The Importance of Better Client Communication in Translation Business
Translation is the type of work that requires patience and coordination with others who have a deep sense of the culture that corresponds with a source or target language. One of the best ways to ensure that a customer gets the best possible translation is for the translator to communicate with the customer to resolve areas that need clarification.

Why Customer Collaboration Helps

Teaming up with the customer helps get the job done in a way that brings customer satisfaction. Instead of thinking of dealing directly with the customer as an extra hassle, think of it as an opportunity to build a stronger relationship. Communication will help clarify any issues that might cause concern, such as when a word in one language has no equivalent in the other language. Sometimes words have multiple meanings in each language, which can create confusion.

One of the main topics with your customer should be to find out how the translation is going to be used. Will it be read or heard? The context of how certain words are used is also important to clarify. Some customers are looking for meticulous translations while others may just want to convey the general meaning of a message. Make it clear that in order to deliver the best possible translation it will require feedback from the customer.

Maintain a Professional Presentation

To mitigate the chances of a customer’s disagreement with certain portions of your translated work, it’s best to maintain a professional and courteous demeanor and adopt a pragmatic approach. You must not overreact and be careful how you react to ideas that in your professional opinion will not work. It’s better to remain calm and friendly while explaining your translation options.

In some cases, you may have to deal with a client who is unfamiliar with the subtle nuances of translation. It’s easier to handle a difficult relationship by asking questions rather than creating friction with drastically different opinions. If neither you nor the client can agree on the proper word choice, ask a specialist. One way that a translator can become more valuable to customers is to develop relationships with appropriate specialists who have a deep familiarity with the culture and language. By having an expert to turn to, you can help the customer relax.

Suggest Translations

Clients may not know all the cultural influences on a language, such as gender-coded terms or words with diverse definitions. When there are multiple word options that match the context, give the client a list with explanations of the differences and ask what they think is the best option. It’s also helpful to know whether the translations need to be as formal as possible or if you can use colloquial language.

If they rely on your judgment make sure you are confident about your translation. Whenever you have doubt, it’s best to consult with someone who knows both the culture and the language.
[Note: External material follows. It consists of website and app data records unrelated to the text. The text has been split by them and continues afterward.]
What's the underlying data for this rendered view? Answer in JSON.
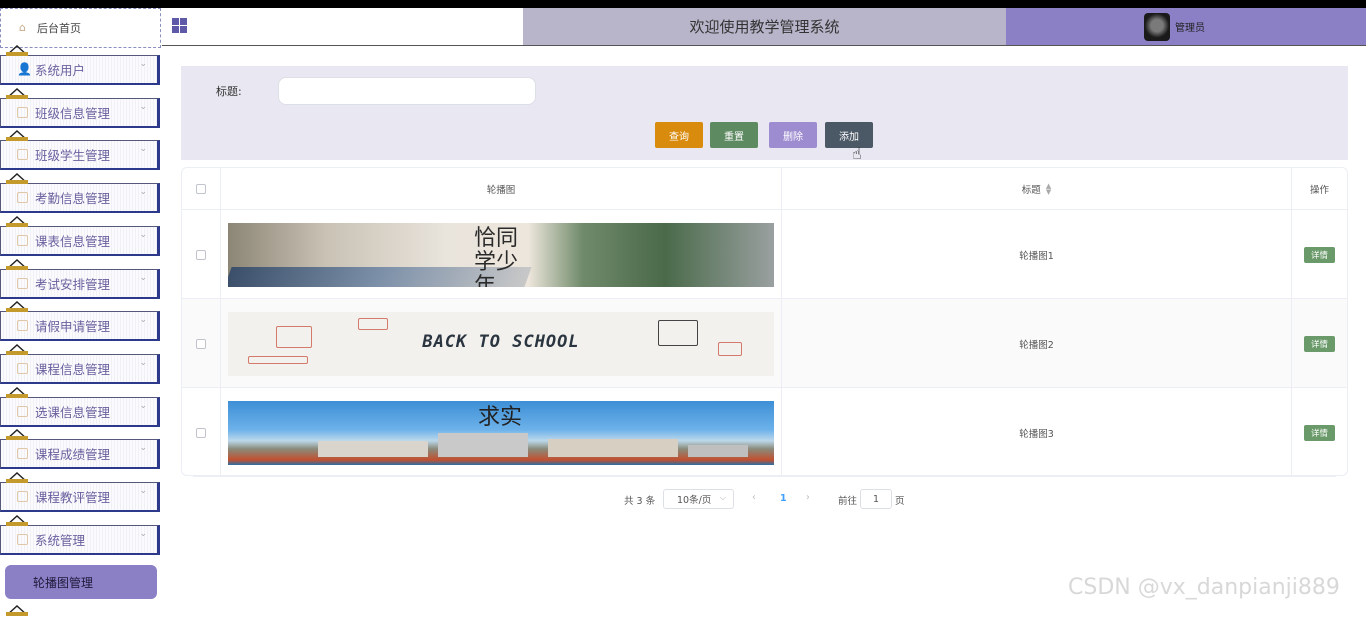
{
  "header": {
    "title": "欢迎使用教学管理系统",
    "user": "管理员"
  },
  "sidebar": {
    "home": "后台首页",
    "items": [
      {
        "label": "系统用户"
      },
      {
        "label": "班级信息管理"
      },
      {
        "label": "班级学生管理"
      },
      {
        "label": "考勤信息管理"
      },
      {
        "label": "课表信息管理"
      },
      {
        "label": "考试安排管理"
      },
      {
        "label": "请假申请管理"
      },
      {
        "label": "课程信息管理"
      },
      {
        "label": "选课信息管理"
      },
      {
        "label": "课程成绩管理"
      },
      {
        "label": "课程教评管理"
      },
      {
        "label": "系统管理"
      }
    ],
    "active_sub": "轮播图管理"
  },
  "search": {
    "label": "标题:",
    "placeholder": "",
    "buttons": {
      "query": "查询",
      "reset": "重置",
      "delete": "删除",
      "add": "添加"
    }
  },
  "table": {
    "columns": {
      "image": "轮播图",
      "title": "标题",
      "actions": "操作"
    },
    "rows": [
      {
        "title": "轮播图1",
        "detail": "详情",
        "banner_text": "恰同学少年"
      },
      {
        "title": "轮播图2",
        "detail": "详情",
        "banner_text": "BACK TO SCHOOL"
      },
      {
        "title": "轮播图3",
        "detail": "详情",
        "banner_text": "求实"
      }
    ]
  },
  "pagination": {
    "total": "共 3 条",
    "page_size": "10条/页",
    "current_page": "1",
    "goto_label": "前往",
    "goto_value": "1",
    "page_suffix": "页"
  },
  "watermark": "CSDN @vx_danpianji889",
  "colors": {
    "accent": "#8b7fc6",
    "query": "#d98b0e",
    "reset": "#5e8a62",
    "delete": "#9d8cd0",
    "add": "#4b5866",
    "detail": "#6a9a6a"
  }
}
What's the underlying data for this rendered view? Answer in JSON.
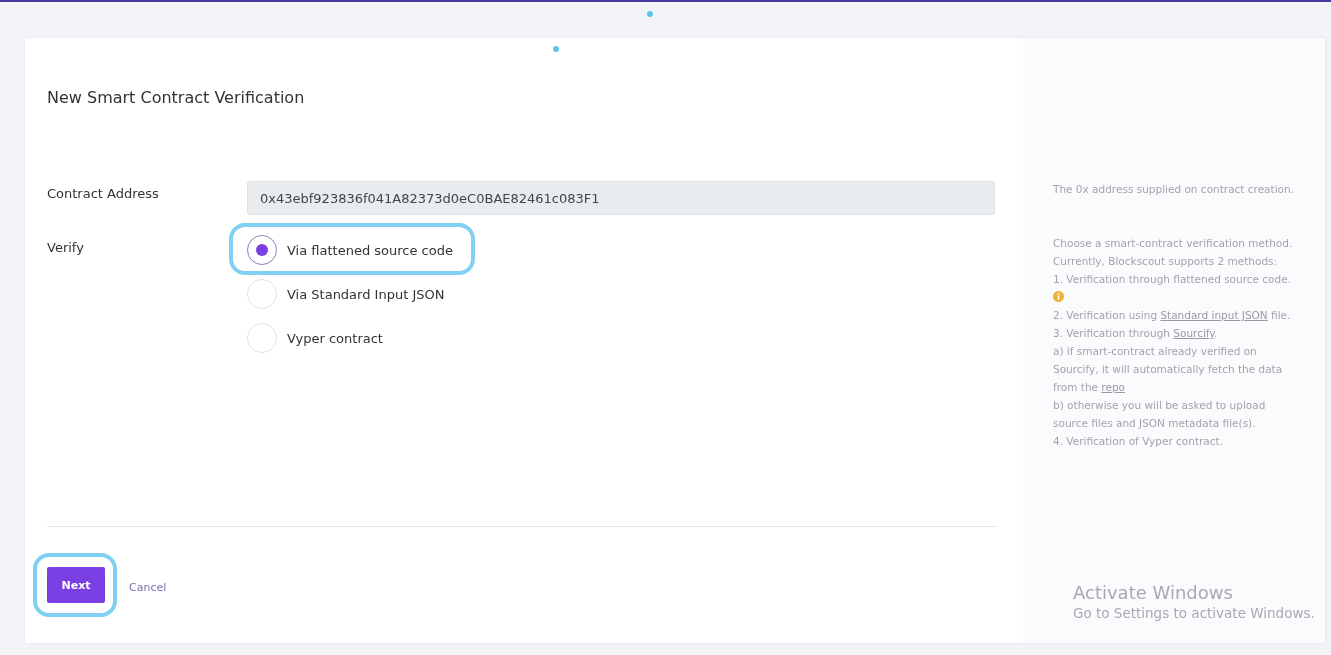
{
  "form": {
    "title": "New Smart Contract Verification",
    "address": {
      "label": "Contract Address",
      "value": "0x43ebf923836f041A82373d0eC0BAE82461c083F1"
    },
    "verify": {
      "label": "Verify",
      "options": [
        {
          "label": "Via flattened source code",
          "selected": true,
          "highlighted": true
        },
        {
          "label": "Via Standard Input JSON",
          "selected": false,
          "highlighted": false
        },
        {
          "label": "Vyper contract",
          "selected": false,
          "highlighted": false
        }
      ]
    },
    "buttons": [
      {
        "label": "Next",
        "kind": "primary",
        "highlighted": true
      },
      {
        "label": "Cancel",
        "kind": "link",
        "highlighted": false
      }
    ]
  },
  "help": [
    [
      [
        {
          "kind": "text",
          "text": "The 0x address supplied on contract creation."
        }
      ]
    ],
    [
      [
        {
          "kind": "text",
          "text": "Choose a smart-contract verification method. Currently, Blockscout supports 2 methods:"
        }
      ],
      [
        {
          "kind": "text",
          "text": "1. Verification through flattened source code. "
        },
        {
          "kind": "info"
        }
      ],
      [
        {
          "kind": "text",
          "text": "2. Verification using "
        },
        {
          "kind": "link",
          "text": "Standard input JSON"
        },
        {
          "kind": "text",
          "text": " file."
        }
      ],
      [
        {
          "kind": "text",
          "text": "3. Verification through "
        },
        {
          "kind": "link",
          "text": "Sourcify"
        },
        {
          "kind": "text",
          "text": "."
        }
      ],
      [
        {
          "kind": "text",
          "text": "a) if smart-contract already verified on Sourcify, it will automatically fetch the data from the "
        },
        {
          "kind": "link",
          "text": "repo"
        }
      ],
      [
        {
          "kind": "text",
          "text": "b) otherwise you will be asked to upload source files and JSON metadata file(s)."
        }
      ],
      [
        {
          "kind": "text",
          "text": "4. Verification of Vyper contract."
        }
      ]
    ]
  ],
  "os_notice": {
    "title": "Activate Windows",
    "subtitle": "Go to Settings to activate Windows."
  }
}
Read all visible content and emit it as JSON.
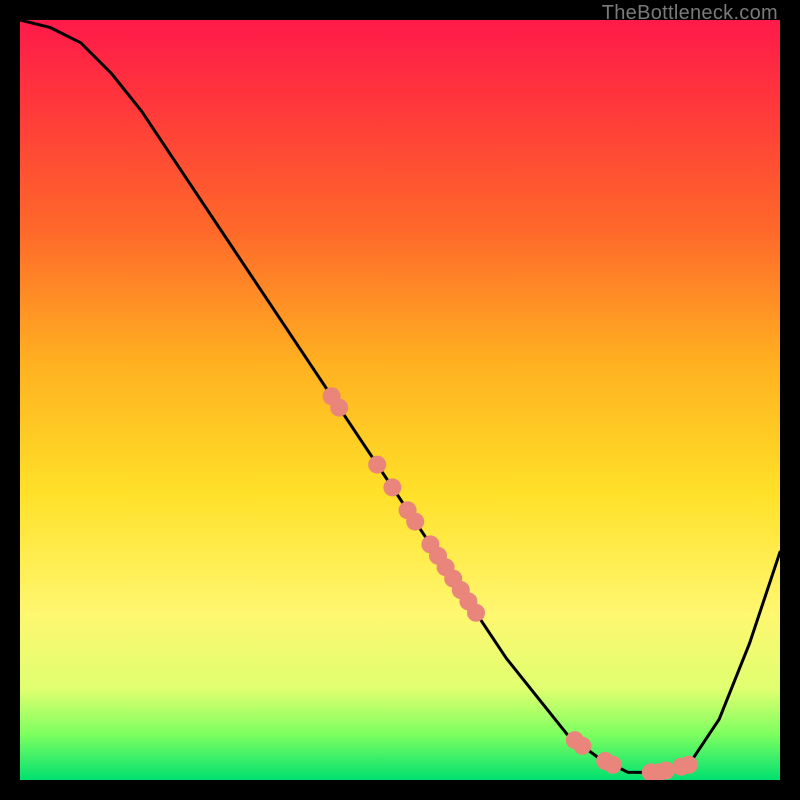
{
  "watermark": "TheBottleneck.com",
  "chart_data": {
    "type": "line",
    "title": "",
    "xlabel": "",
    "ylabel": "",
    "xlim": [
      0,
      100
    ],
    "ylim": [
      0,
      100
    ],
    "grid": false,
    "series": [
      {
        "name": "curve",
        "x": [
          0,
          4,
          8,
          12,
          16,
          20,
          24,
          28,
          32,
          36,
          40,
          44,
          48,
          52,
          56,
          60,
          64,
          68,
          72,
          76,
          80,
          84,
          88,
          92,
          96,
          100
        ],
        "y": [
          100,
          99,
          97,
          93,
          88,
          82,
          76,
          70,
          64,
          58,
          52,
          46,
          40,
          34,
          28,
          22,
          16,
          11,
          6,
          3,
          1,
          1,
          2,
          8,
          18,
          30
        ]
      }
    ],
    "points_on_curve_x": [
      41,
      42,
      47,
      49,
      51,
      52,
      54,
      55,
      56,
      57,
      58,
      59,
      60,
      73,
      74,
      77,
      78,
      83,
      84,
      85,
      87,
      88
    ]
  }
}
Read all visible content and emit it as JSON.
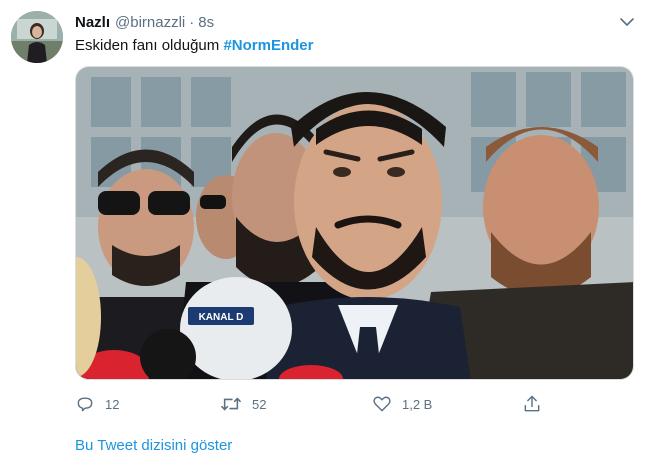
{
  "tweet": {
    "author_name": "Nazlı",
    "handle": "@birnazzli",
    "separator": "·",
    "time": "8s",
    "text": "Eskiden fanı olduğum",
    "hashtag": "#NormEnder",
    "media_caption": "KANAL D",
    "actions": {
      "reply_count": "12",
      "retweet_count": "52",
      "like_count": "1,2 B"
    },
    "show_thread_label": "Bu Tweet dizisini göster"
  },
  "colors": {
    "link": "#1b95e0",
    "muted": "#5b7083",
    "text": "#0f1419"
  }
}
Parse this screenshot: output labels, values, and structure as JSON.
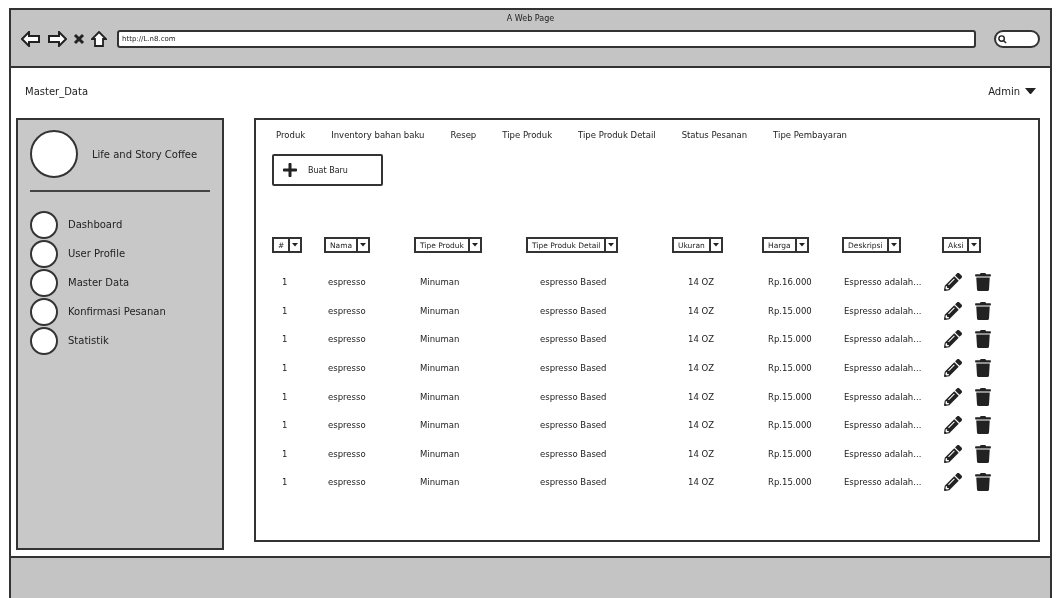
{
  "window": {
    "title": "A Web Page",
    "url": "http://L.n8.com"
  },
  "header": {
    "page_title": "Master_Data",
    "user_menu": "Admin"
  },
  "sidebar": {
    "brand": "Life and Story Coffee",
    "items": [
      {
        "label": "Dashboard"
      },
      {
        "label": "User Profile"
      },
      {
        "label": "Master Data"
      },
      {
        "label": "Konfirmasi Pesanan"
      },
      {
        "label": "Statistik"
      }
    ]
  },
  "tabs": [
    {
      "label": "Produk"
    },
    {
      "label": "Inventory bahan baku"
    },
    {
      "label": "Resep"
    },
    {
      "label": "Tipe Produk"
    },
    {
      "label": "Tipe Produk Detail"
    },
    {
      "label": "Status Pesanan"
    },
    {
      "label": "Tipe Pembayaran"
    }
  ],
  "create_button": "Buat Baru",
  "table": {
    "columns": [
      "#",
      "Nama",
      "Tipe Produk",
      "Tipe Produk Detail",
      "Ukuran",
      "Harga",
      "Deskripsi",
      "Aksi"
    ],
    "rows": [
      [
        "1",
        "espresso",
        "Minuman",
        "espresso Based",
        "14 OZ",
        "Rp.16.000",
        "Espresso adalah..."
      ],
      [
        "1",
        "espresso",
        "Minuman",
        "espresso Based",
        "14 OZ",
        "Rp.15.000",
        "Espresso adalah..."
      ],
      [
        "1",
        "espresso",
        "Minuman",
        "espresso Based",
        "14 OZ",
        "Rp.15.000",
        "Espresso adalah..."
      ],
      [
        "1",
        "espresso",
        "Minuman",
        "espresso Based",
        "14 OZ",
        "Rp.15.000",
        "Espresso adalah..."
      ],
      [
        "1",
        "espresso",
        "Minuman",
        "espresso Based",
        "14 OZ",
        "Rp.15.000",
        "Espresso adalah..."
      ],
      [
        "1",
        "espresso",
        "Minuman",
        "espresso Based",
        "14 OZ",
        "Rp.15.000",
        "Espresso adalah..."
      ],
      [
        "1",
        "espresso",
        "Minuman",
        "espresso Based",
        "14 OZ",
        "Rp.15.000",
        "Espresso adalah..."
      ],
      [
        "1",
        "espresso",
        "Minuman",
        "espresso Based",
        "14 OZ",
        "Rp.15.000",
        "Espresso adalah..."
      ]
    ]
  }
}
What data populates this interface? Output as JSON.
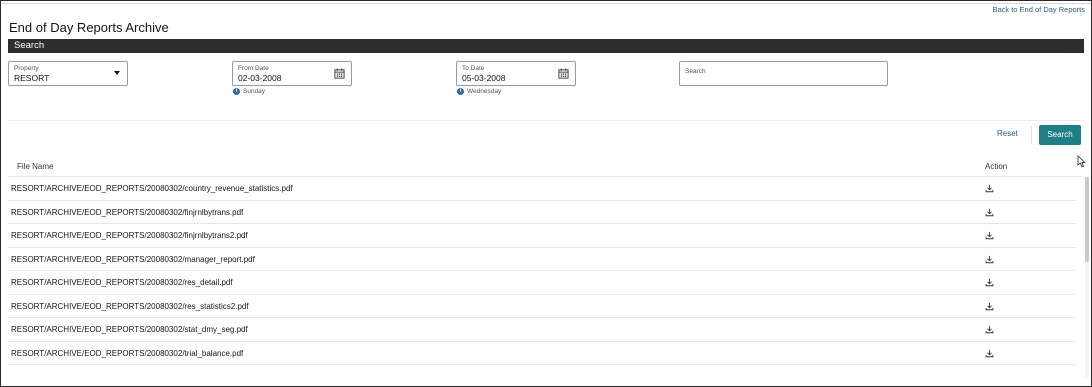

The last thing you want is to risk your credibility by gambling on a word choice when you are unsure. Language has many layers such as how certain phrases are accepted in a casual context but not in a professional context. You don’t want to accidentally include phrases that are offensive in the target language, even if they aren’t considered offensive in the source language.

Proofread Your Writing

Part of your job is to establish credibility as an accurate translator when it comes to grammar, spelling and context. That means you need to proofread your work to make sure that it’s error-free. If clients or others notice errors, they may quickly move on to someone else who takes the extra few minutes to ensure the text is ready for professional use.

Translation involves working under pressure, so be aware of deadlines and accuracy. When translators skip proofreading in order to meet a deadline, it can lead to disappointing results that require revision. It’s better to plan for deadlines but if you cannot meet them, ask for an extension so that you have sufficient time to proofread the document.

Even the best translators are known to create rough drafts full of mistakes. Typos and other errors are common when done quickly without proofreading. Every translator should take proofreading seriously as the final step toward satisfying the customer. It’s better if proofreading is the final step than when revision is needed for obvious errors.


Discussing a translation project with a customer is very helpful on multiple levels at getting the work done accurately and efficiently. The best way to satisfy a customer is to give them exactly what they want. Sometimes you have to ask to find out the exact type of emphasis they want. The more time you spend with your customer, the better chance you have to build a long-term professional relationship.